WHAT YOU ARE ASKED TO DO = Within the data beneath, some lines may hold the word "Ctrl". Give the number of those lines and nothing else.

______

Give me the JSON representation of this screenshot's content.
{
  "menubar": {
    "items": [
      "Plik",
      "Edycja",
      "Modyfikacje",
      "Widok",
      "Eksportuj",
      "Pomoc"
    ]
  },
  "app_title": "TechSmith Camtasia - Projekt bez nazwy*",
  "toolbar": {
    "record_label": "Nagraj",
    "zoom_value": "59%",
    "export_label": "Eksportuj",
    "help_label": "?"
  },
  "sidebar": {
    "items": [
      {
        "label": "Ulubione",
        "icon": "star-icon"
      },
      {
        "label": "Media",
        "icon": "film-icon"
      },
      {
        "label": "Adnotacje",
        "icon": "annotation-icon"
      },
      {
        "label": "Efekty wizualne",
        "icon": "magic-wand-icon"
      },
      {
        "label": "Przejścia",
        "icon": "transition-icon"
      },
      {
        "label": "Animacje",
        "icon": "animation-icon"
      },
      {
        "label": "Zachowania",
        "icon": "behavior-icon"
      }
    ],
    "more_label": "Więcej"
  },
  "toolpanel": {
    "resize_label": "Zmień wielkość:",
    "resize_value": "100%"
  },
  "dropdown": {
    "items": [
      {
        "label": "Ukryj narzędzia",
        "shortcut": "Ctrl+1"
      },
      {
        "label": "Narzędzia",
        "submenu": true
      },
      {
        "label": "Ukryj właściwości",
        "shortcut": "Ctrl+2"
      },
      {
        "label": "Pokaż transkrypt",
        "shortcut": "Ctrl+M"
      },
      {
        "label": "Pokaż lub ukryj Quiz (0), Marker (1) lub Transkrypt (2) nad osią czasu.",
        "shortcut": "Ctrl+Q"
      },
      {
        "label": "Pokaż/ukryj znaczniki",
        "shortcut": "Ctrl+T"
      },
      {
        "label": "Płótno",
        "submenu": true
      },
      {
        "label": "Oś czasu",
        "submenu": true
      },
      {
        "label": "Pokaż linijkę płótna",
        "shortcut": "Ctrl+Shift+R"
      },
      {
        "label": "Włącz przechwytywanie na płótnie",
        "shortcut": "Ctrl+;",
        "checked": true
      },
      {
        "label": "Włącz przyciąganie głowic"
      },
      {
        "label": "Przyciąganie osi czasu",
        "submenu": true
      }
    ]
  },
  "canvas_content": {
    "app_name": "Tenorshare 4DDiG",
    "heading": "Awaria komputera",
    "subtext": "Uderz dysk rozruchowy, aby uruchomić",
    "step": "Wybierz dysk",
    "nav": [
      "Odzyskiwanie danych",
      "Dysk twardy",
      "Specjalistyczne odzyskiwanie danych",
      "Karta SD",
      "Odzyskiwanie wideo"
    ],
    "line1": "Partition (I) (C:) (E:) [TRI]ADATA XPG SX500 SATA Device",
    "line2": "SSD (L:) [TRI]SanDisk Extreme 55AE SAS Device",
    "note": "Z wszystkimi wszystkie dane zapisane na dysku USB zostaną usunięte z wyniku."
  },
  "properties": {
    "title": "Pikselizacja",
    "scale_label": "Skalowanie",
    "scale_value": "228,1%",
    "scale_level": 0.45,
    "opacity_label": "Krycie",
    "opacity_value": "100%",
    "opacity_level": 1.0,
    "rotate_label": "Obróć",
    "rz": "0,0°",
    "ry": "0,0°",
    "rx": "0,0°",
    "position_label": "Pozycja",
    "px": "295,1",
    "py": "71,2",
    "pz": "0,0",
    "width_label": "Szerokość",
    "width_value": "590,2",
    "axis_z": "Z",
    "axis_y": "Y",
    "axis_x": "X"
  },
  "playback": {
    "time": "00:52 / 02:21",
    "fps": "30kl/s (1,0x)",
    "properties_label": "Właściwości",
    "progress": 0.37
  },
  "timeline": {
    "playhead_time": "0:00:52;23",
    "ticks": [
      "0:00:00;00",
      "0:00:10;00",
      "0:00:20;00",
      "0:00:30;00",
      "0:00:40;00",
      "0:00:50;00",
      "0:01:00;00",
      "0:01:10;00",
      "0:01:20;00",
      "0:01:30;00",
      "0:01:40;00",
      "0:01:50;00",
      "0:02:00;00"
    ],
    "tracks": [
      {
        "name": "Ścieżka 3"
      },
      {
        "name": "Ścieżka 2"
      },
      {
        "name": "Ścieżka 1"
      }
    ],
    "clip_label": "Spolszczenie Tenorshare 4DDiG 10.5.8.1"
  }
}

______

RESULT = 7